▶ _Brief_
Look through the lines below and copy each one that includes "state".

Component data from apps and pages:
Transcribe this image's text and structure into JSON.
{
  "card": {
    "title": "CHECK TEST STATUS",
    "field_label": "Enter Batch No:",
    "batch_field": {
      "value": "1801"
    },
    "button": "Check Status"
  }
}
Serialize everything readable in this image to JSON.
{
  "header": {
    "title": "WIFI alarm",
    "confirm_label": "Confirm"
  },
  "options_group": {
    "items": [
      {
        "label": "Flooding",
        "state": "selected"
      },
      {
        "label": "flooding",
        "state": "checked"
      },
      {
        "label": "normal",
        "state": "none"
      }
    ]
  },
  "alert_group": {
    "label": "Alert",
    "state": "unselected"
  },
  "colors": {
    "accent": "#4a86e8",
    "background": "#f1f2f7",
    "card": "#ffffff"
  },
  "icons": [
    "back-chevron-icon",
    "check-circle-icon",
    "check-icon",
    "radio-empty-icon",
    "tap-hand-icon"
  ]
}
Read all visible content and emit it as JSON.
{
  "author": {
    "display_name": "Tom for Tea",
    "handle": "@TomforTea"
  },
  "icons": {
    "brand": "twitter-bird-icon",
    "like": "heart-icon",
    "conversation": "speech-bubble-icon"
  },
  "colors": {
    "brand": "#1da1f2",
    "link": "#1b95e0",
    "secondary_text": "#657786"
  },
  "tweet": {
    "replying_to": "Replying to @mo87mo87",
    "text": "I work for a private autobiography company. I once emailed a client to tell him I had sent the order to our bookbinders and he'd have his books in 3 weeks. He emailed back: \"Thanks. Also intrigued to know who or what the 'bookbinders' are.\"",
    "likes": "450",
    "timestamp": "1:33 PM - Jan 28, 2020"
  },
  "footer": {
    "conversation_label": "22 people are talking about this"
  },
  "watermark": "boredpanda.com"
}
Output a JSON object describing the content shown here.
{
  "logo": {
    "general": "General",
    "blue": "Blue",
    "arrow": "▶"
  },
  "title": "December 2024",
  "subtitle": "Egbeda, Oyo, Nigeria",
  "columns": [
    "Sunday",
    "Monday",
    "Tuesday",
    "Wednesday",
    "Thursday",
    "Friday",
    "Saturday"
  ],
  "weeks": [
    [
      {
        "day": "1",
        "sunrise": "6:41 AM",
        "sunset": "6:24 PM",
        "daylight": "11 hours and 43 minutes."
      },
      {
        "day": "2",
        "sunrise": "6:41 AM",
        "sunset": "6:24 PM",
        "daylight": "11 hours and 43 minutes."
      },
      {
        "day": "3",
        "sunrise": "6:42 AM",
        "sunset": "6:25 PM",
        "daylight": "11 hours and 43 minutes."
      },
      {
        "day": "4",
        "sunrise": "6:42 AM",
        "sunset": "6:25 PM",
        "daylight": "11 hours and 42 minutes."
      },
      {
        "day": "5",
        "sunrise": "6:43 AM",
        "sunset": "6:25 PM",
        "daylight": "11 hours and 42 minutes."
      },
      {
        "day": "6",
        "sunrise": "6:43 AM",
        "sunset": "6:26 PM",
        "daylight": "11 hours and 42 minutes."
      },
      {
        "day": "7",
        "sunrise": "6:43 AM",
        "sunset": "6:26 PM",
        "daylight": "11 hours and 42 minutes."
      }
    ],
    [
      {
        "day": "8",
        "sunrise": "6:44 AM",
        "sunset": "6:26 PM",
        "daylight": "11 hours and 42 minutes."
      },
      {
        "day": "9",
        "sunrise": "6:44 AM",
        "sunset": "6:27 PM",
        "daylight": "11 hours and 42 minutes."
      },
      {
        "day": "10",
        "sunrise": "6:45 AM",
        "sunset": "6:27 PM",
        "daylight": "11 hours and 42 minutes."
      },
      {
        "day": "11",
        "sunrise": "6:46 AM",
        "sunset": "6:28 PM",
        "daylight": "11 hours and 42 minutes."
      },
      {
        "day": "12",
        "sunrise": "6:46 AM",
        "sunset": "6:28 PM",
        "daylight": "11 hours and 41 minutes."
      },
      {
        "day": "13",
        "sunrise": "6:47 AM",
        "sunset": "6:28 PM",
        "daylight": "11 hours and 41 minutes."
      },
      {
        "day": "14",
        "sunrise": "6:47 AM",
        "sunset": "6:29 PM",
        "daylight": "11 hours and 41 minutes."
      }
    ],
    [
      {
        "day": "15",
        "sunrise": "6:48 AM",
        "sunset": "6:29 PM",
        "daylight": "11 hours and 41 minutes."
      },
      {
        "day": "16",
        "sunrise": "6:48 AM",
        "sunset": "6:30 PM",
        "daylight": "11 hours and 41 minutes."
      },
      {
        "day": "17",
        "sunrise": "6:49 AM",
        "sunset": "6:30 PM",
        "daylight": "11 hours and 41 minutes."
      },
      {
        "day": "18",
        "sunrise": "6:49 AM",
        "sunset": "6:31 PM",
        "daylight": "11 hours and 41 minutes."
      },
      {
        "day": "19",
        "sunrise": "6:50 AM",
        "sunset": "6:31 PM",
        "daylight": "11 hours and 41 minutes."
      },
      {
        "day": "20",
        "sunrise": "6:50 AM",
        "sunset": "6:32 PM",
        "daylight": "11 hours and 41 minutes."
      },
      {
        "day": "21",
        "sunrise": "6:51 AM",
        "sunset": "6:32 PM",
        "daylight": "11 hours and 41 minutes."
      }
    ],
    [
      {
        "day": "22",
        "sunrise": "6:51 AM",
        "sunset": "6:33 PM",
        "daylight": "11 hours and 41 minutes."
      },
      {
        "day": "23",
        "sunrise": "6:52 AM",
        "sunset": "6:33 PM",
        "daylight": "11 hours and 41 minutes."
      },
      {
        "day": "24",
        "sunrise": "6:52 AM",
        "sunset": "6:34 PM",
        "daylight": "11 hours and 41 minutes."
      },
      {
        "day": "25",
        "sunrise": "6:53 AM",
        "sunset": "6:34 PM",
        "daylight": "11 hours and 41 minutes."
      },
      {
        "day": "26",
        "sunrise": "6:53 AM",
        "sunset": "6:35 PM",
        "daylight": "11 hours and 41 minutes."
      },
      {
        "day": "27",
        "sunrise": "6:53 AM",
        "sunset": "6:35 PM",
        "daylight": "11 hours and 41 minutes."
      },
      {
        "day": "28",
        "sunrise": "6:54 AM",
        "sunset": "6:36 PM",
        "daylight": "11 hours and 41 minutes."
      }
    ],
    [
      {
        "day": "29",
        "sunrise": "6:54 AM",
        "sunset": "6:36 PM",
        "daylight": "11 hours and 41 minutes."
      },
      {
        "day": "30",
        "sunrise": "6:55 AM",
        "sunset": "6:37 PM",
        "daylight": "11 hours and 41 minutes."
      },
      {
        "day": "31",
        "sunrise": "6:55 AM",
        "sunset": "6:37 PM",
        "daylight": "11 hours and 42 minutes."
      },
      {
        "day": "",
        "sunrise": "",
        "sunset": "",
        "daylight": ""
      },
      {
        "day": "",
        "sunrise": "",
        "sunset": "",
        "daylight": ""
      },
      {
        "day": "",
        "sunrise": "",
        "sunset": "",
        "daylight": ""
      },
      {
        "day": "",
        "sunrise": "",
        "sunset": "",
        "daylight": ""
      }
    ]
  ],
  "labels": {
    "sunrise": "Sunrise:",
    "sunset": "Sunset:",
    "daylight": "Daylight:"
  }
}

▶ _Exercise response_
        "state": "selected"
        "state": "checked"
        "state": "none"
    "state": "unselected"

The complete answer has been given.